When Experiential Therapy is used in conjunction with other talking therapies such as CBT, DBT or Met. The client begins to see their self differently and walks away from the image of their own self empowered to make positive changes and become a better version of self.

Experiential Therapy is better to experience than to be theorised. As it is just that. A therapy that helps the participant experience new ways of looking at their self. Shedding the painful emotions attached to current or historic events or situations they were a part of.

Using a variety of different ways to explore this Action Oriented Therapy participants that don’t always find talking in office rooms rewarding. Will remember this type of experiential learning far longer than they would a seated conversation.

The ultimate aim is to Become A Whole New Person. Sounds good doesn’t it!

Frequently Asked Questions

“Do you do Experiential Therapy at Abbeycare?”

Experiential Therapy is not delivered within Abbeycare. A few forms of ET are delivered which are Yoga and Guided Meditation.

These therapies are not fully ET as the therapist is not qualified in this discipline. And is working to achieve relaxation of the mind and body and not the ‘becoming of a better you’ as outlined by the inventor of ET Alvin Mahrer (1983).

“Where can I access Experiential Therapy?”

Abbeycare do not endorse the use of any particular Experiential Therapist. These therapists can be found on the WEB by typing in Experiential Therapists in the area you live in.

Look for an accredited therapist with a catalogue of work and qualifications in Psychotherapy.

“How many sessions should I attend?”

There is no set number of sessions that should be attended to achieve the ‘best version of you.’ The number and duration of sessions will be negotiated between you and the therapist.

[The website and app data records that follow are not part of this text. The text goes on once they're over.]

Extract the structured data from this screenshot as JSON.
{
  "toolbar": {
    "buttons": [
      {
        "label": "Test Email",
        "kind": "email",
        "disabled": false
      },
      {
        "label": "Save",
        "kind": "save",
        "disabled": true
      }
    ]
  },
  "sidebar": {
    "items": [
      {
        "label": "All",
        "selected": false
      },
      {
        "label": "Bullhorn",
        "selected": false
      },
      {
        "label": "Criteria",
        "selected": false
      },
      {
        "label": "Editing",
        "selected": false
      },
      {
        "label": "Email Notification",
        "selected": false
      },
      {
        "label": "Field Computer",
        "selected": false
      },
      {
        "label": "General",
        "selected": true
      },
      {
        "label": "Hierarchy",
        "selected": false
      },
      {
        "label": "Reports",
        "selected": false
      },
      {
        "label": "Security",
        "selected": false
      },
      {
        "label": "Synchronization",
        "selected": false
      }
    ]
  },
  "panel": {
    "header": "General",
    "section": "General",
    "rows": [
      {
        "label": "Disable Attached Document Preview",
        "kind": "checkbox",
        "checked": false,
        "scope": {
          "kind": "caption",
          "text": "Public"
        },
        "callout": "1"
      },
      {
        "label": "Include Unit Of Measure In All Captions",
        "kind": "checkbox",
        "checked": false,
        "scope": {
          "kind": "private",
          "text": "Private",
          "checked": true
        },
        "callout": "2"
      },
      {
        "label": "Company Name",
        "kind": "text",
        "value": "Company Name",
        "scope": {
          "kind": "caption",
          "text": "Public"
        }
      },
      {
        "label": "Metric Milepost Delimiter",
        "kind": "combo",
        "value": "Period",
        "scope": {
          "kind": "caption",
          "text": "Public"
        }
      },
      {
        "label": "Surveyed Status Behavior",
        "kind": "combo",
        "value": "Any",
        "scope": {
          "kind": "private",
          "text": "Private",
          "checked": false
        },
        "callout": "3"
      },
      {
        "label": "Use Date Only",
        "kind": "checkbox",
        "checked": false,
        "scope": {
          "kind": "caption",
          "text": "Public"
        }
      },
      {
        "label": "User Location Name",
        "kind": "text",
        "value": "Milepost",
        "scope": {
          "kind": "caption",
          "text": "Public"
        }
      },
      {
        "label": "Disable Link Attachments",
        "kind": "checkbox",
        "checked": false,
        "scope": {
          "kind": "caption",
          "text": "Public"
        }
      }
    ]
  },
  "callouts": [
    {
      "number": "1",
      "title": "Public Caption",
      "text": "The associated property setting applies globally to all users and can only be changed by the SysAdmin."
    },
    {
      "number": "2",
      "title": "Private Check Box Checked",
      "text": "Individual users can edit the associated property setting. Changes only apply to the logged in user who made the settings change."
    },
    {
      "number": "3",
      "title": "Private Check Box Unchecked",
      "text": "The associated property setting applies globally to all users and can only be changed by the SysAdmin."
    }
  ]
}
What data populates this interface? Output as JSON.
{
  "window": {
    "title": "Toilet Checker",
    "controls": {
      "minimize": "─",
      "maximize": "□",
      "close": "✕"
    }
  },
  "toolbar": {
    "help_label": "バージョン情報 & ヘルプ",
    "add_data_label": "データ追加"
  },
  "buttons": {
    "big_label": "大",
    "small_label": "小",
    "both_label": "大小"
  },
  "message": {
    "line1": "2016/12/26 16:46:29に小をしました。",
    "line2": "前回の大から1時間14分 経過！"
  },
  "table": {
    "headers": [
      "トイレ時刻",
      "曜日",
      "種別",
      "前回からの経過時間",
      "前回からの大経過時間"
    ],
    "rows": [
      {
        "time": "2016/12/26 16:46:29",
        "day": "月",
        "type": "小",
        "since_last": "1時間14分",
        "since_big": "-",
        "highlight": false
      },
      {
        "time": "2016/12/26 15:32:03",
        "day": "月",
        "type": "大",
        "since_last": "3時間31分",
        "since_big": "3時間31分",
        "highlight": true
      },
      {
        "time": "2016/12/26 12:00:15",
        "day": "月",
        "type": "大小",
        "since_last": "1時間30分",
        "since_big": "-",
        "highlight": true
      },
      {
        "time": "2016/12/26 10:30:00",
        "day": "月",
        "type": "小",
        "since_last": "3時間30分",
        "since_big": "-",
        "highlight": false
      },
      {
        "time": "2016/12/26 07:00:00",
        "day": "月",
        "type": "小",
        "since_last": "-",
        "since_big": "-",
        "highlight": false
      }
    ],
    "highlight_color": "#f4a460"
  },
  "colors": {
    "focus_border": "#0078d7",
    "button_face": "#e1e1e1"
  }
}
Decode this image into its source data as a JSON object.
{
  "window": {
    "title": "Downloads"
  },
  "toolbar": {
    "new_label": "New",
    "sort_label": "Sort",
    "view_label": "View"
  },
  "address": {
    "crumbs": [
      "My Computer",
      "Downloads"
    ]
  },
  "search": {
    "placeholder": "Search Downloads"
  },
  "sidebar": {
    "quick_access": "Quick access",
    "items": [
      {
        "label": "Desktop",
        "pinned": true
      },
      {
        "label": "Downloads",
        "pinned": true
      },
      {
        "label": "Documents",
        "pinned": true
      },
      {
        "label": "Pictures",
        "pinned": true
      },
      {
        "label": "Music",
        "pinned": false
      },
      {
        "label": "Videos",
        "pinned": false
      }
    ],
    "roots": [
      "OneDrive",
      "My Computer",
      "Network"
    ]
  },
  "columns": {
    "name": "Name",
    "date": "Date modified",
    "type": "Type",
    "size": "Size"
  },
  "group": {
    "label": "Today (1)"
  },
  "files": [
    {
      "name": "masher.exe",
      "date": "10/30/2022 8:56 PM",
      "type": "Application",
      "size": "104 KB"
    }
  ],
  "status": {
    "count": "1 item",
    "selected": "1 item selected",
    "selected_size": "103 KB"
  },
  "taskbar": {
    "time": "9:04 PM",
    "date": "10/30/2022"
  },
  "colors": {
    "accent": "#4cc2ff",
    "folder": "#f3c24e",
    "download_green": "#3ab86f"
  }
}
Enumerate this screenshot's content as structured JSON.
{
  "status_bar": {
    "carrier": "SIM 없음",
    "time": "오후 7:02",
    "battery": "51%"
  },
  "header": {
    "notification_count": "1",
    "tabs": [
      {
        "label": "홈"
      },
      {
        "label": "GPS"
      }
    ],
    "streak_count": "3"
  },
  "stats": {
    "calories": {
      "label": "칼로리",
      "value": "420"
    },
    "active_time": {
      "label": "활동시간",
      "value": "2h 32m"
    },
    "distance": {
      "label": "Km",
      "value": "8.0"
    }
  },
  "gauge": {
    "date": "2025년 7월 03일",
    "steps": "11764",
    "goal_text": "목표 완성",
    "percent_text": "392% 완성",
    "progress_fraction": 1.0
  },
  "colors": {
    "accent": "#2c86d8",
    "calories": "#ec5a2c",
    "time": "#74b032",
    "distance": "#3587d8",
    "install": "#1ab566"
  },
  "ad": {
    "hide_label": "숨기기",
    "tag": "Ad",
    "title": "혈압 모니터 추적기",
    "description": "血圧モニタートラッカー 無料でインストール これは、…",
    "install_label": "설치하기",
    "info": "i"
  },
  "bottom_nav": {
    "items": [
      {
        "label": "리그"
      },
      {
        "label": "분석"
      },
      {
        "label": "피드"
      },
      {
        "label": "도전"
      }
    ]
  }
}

Sessions vary in price and you can ask the therapist before you begin for the prices. In some cases, booking a bundle may be more cost effective.

About the author

Laura Morris

Laura Morris is an experienced clinical practitioner and CQC Registered Manager with over twenty years experience, over ten of which have been as an Independent Nurse Prescriber.

She has held a number of senior leadership roles in the substance use and mental health sector in the NHS, the prison service and in leading social enterprises in the field.